For unlaunderable items such as upholstery and rugs, spot treat only.
To spot treat, wet the Wash & Stain Bar and gently work into the stained area(s).
Remove soap and dirt with a wet Lint-Free Cleaning Cloth—be sure to remove all soap. Dampen the cloth as needed, and repeat the process until satisfied.
Stain Solution is ideal for protein and tannin stains, such as wine, coffee, ink, grass, urine, blood, and old, set-in stains such as pit stains.
The Wash & Stain Bar works the material to remove dirt, grease, oil, and makeup.
To remove odor, presoak the item for 30 minutes in cool water mixed with ¼ cup of Scented Vinegar.
Handwashing is always the best and safest method for washing delicate chenille items, such as sweaters.
Add 2 capfuls or a squirt of Delicate Wash to a washbasin or sink filled with cool water.
Submerge the item and gently agitate the water with your hands to evenly distribute soap. Soak for up to 30 minutes.
Rinse well by running cool water through the item until the water is no longer soapy.
Do not wring. Instead, press the water out of the item.
Turn the item inside out, and place it in a Mesh Washing Bag.
Select the delicate cycle on the washing machine, and make sure the water temperature is cold and the spin is on low.
Add the appropriate amount of Delicate Wash according to the machine and load size.
For chenille blankets, throws, or bathrobes, machine wash using the normal cycle.
Lay the item flat in its natural shape on a drying rack or hang to dry. Do not put it in the dryer!
Steam after washing to remove wrinkles and between wears to freshen and remove odor and bacteria. Never iron, as ironing will crush or flatten the natural pile of the yarns.
To freshen items between uses, spritz with Delicate Spray.

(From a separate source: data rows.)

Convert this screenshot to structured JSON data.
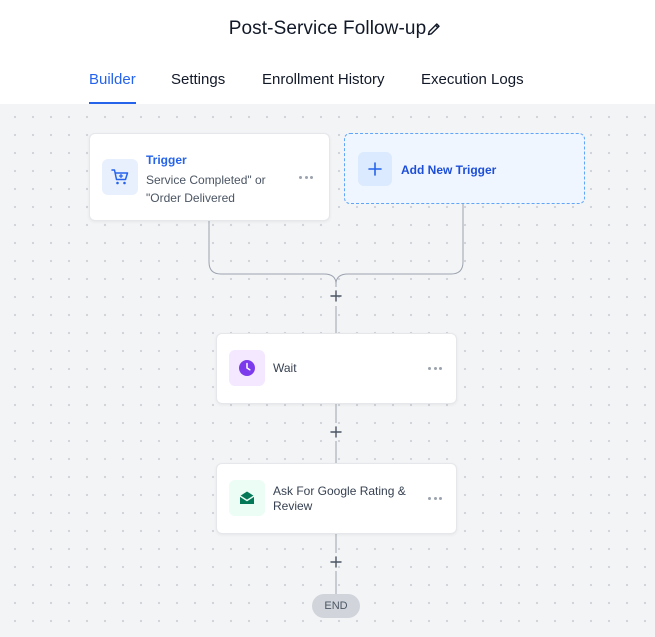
{
  "header": {
    "title": "Post-Service Follow-up",
    "edit_icon": "pencil-icon"
  },
  "tabs": [
    {
      "label": "Builder",
      "active": true
    },
    {
      "label": "Settings",
      "active": false
    },
    {
      "label": "Enrollment History",
      "active": false
    },
    {
      "label": "Execution Logs",
      "active": false
    }
  ],
  "trigger": {
    "label": "Trigger",
    "description": "Service Completed\" or \"Order Delivered",
    "icon": "cart-icon"
  },
  "add_trigger": {
    "label": "Add New Trigger",
    "icon": "plus-icon"
  },
  "steps": [
    {
      "label": "Wait",
      "icon": "clock-icon"
    },
    {
      "label": "Ask For Google Rating & Review",
      "icon": "email-icon"
    }
  ],
  "end_label": "END",
  "colors": {
    "accent": "#2563eb",
    "wait_icon": "#7c3aed",
    "email_icon": "#047857",
    "canvas_bg": "#f3f4f6"
  }
}
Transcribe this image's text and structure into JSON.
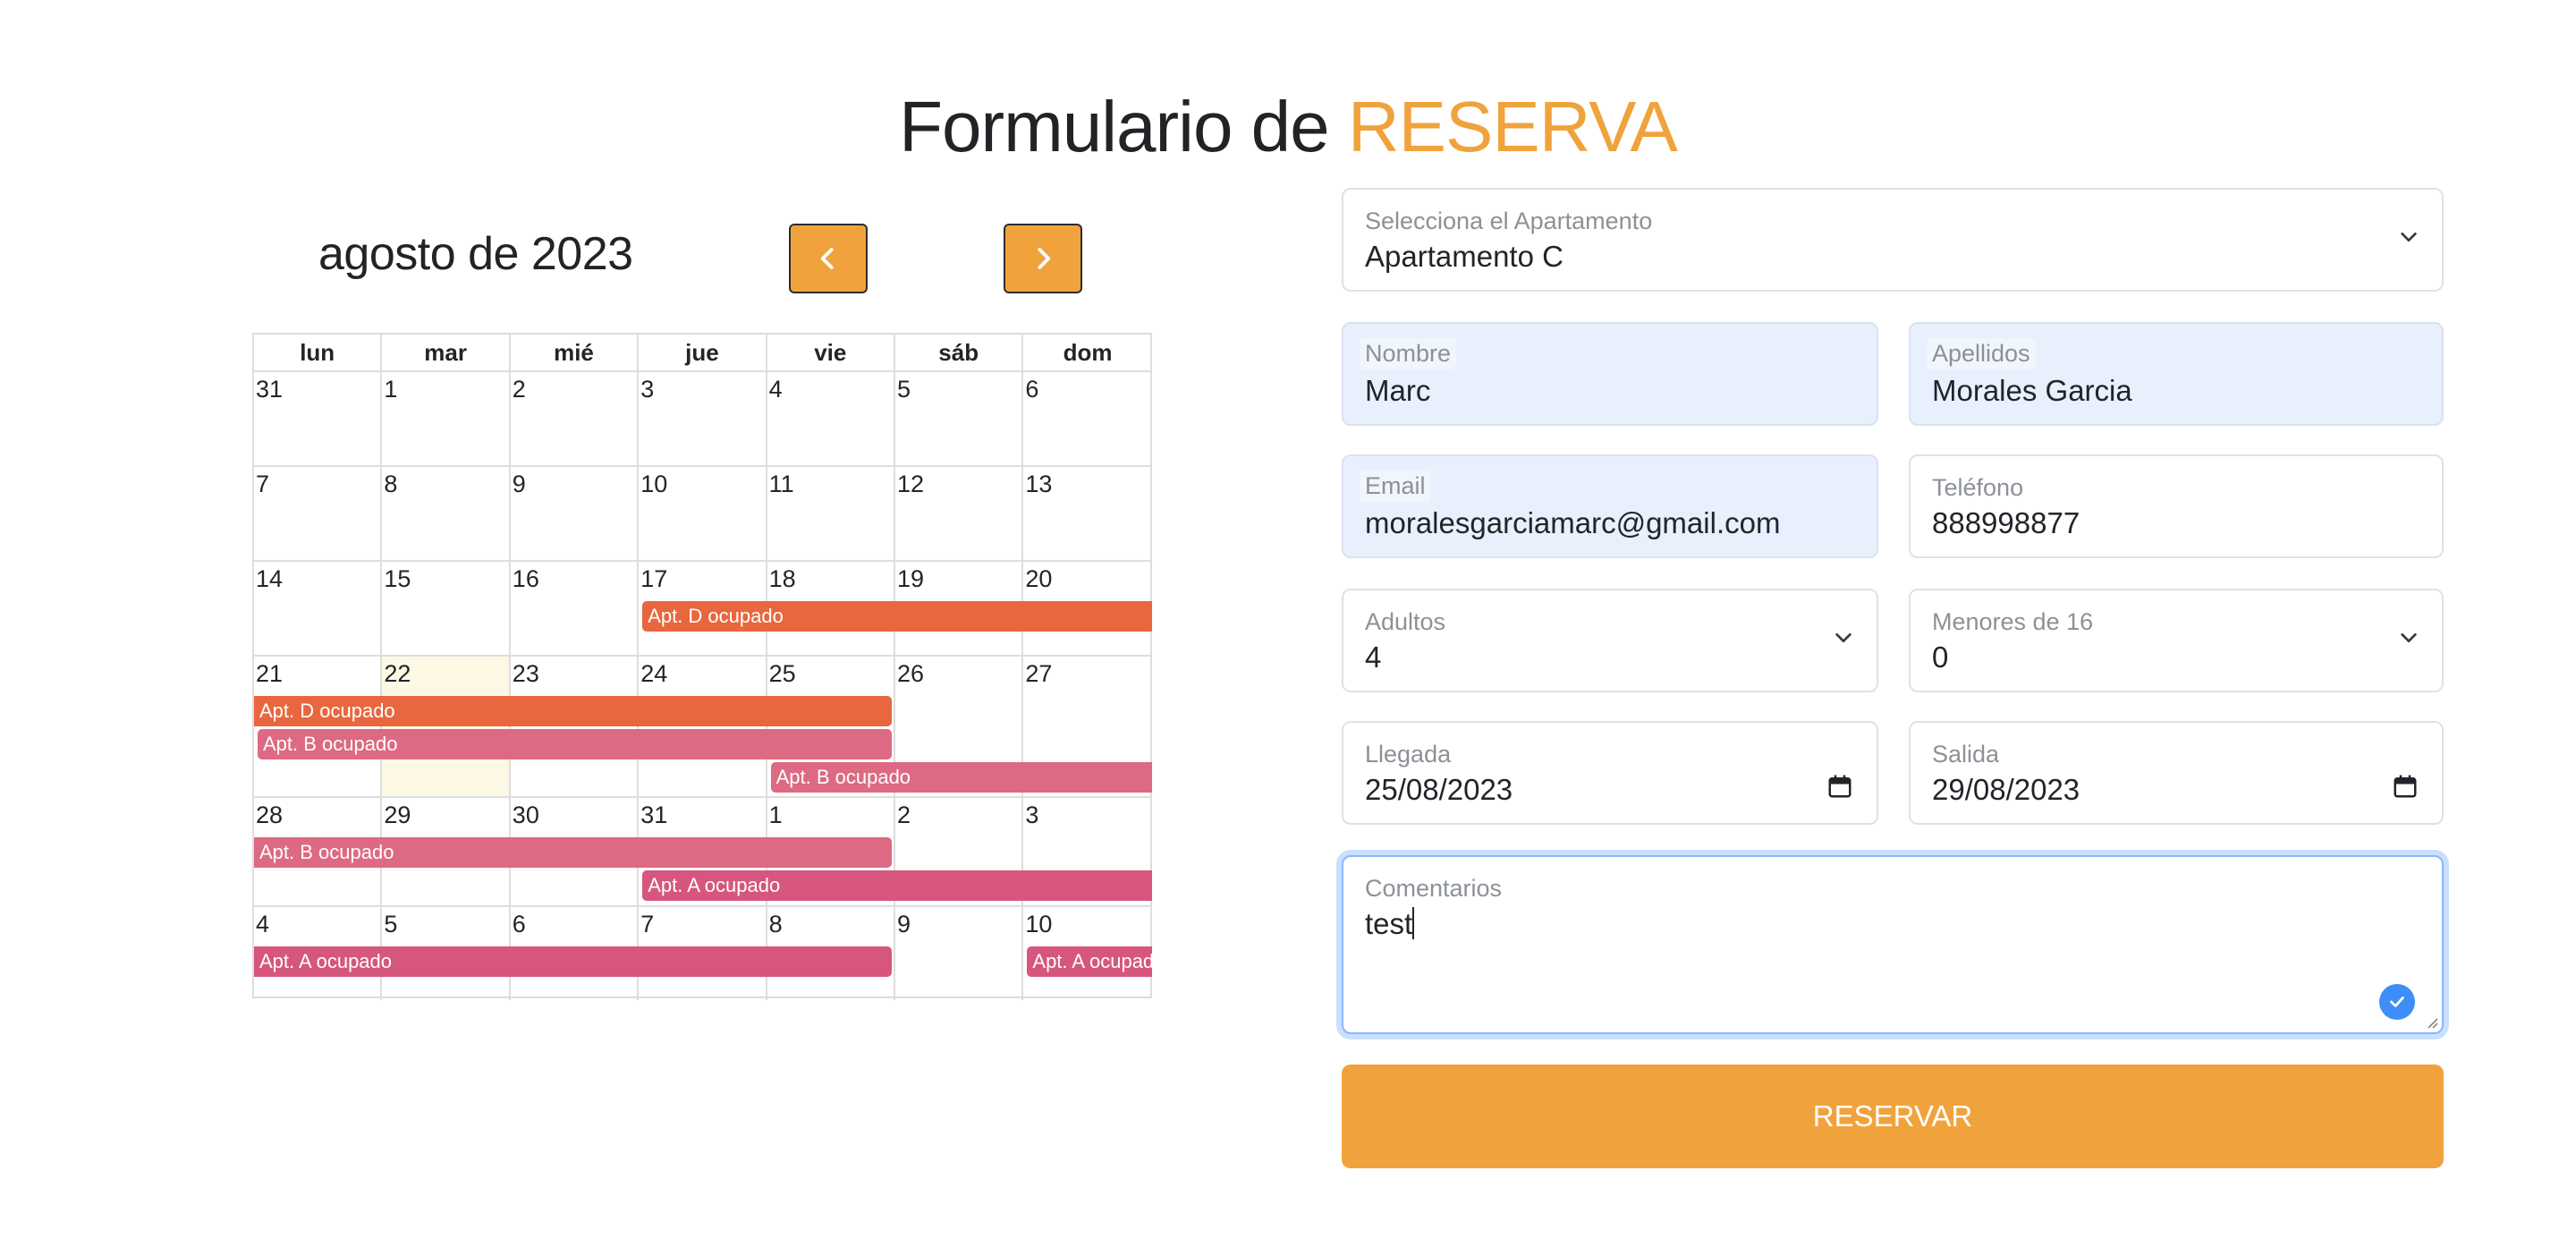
{
  "title": {
    "prefix": "Formulario de",
    "accent": "RESERVA"
  },
  "calendar": {
    "month_title": "agosto de 2023",
    "weekdays": [
      "lun",
      "mar",
      "mié",
      "jue",
      "vie",
      "sáb",
      "dom"
    ],
    "weeks": [
      {
        "days": [
          "31",
          "1",
          "2",
          "3",
          "4",
          "5",
          "6"
        ]
      },
      {
        "days": [
          "7",
          "8",
          "9",
          "10",
          "11",
          "12",
          "13"
        ]
      },
      {
        "days": [
          "14",
          "15",
          "16",
          "17",
          "18",
          "19",
          "20"
        ]
      },
      {
        "days": [
          "21",
          "22",
          "23",
          "24",
          "25",
          "26",
          "27"
        ]
      },
      {
        "days": [
          "28",
          "29",
          "30",
          "31",
          "1",
          "2",
          "3"
        ]
      },
      {
        "days": [
          "4",
          "5",
          "6",
          "7",
          "8",
          "9",
          "10"
        ]
      }
    ],
    "today": {
      "week": 3,
      "day": 1
    },
    "events": [
      {
        "label": "Apt. D ocupado",
        "kind": "d",
        "week": 2,
        "lane": 0,
        "start": 3,
        "end": 7,
        "open_left": false
      },
      {
        "label": "Apt. D ocupado",
        "kind": "d",
        "week": 3,
        "lane": 0,
        "start": 0,
        "end": 5,
        "open_left": true
      },
      {
        "label": "Apt. B ocupado",
        "kind": "b",
        "week": 3,
        "lane": 1,
        "start": 0,
        "end": 5,
        "open_left": false
      },
      {
        "label": "Apt. B ocupado",
        "kind": "b",
        "week": 3,
        "lane": 2,
        "start": 4,
        "end": 7,
        "open_left": false
      },
      {
        "label": "Apt. B ocupado",
        "kind": "b",
        "week": 4,
        "lane": 0,
        "start": 0,
        "end": 5,
        "open_left": true
      },
      {
        "label": "Apt. A ocupado",
        "kind": "a",
        "week": 4,
        "lane": 1,
        "start": 3,
        "end": 7,
        "open_left": false
      },
      {
        "label": "Apt. A ocupado",
        "kind": "a",
        "week": 5,
        "lane": 0,
        "start": 0,
        "end": 5,
        "open_left": true
      },
      {
        "label": "Apt. A ocupado",
        "kind": "a",
        "week": 5,
        "lane": 0,
        "start": 6,
        "end": 7,
        "open_left": false
      }
    ],
    "colors": {
      "d": "#e8673f",
      "b": "#dd6a82",
      "a": "#d6567e",
      "today_bg": "#fcf8e3"
    }
  },
  "form": {
    "apartment": {
      "label": "Selecciona el Apartamento",
      "value": "Apartamento C"
    },
    "nombre": {
      "label": "Nombre",
      "value": "Marc"
    },
    "apellidos": {
      "label": "Apellidos",
      "value": "Morales Garcia"
    },
    "email": {
      "label": "Email",
      "value": "moralesgarciamarc@gmail.com"
    },
    "telefono": {
      "label": "Teléfono",
      "value": "888998877"
    },
    "adultos": {
      "label": "Adultos",
      "value": "4"
    },
    "menores": {
      "label": "Menores de 16",
      "value": "0"
    },
    "llegada": {
      "label": "Llegada",
      "value": "25/08/2023"
    },
    "salida": {
      "label": "Salida",
      "value": "29/08/2023"
    },
    "comentarios": {
      "label": "Comentarios",
      "value": "test"
    },
    "submit_label": "RESERVAR"
  },
  "accent_color": "#f0a33c"
}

Cohabiting with lovable, furry pets? Use the Pet & Lint Brush to eliminate fur and pet hair from upholstery.
Always store items clean.
We recommend storing in a breathable cotton Storage Bag to protect items from bugs.
Storing in plastic encourages yellowing and can trap mildew-causing moisture, a prime environment for bugs.
All techniques are based on textile science. Not all garments perform and react as science would predict.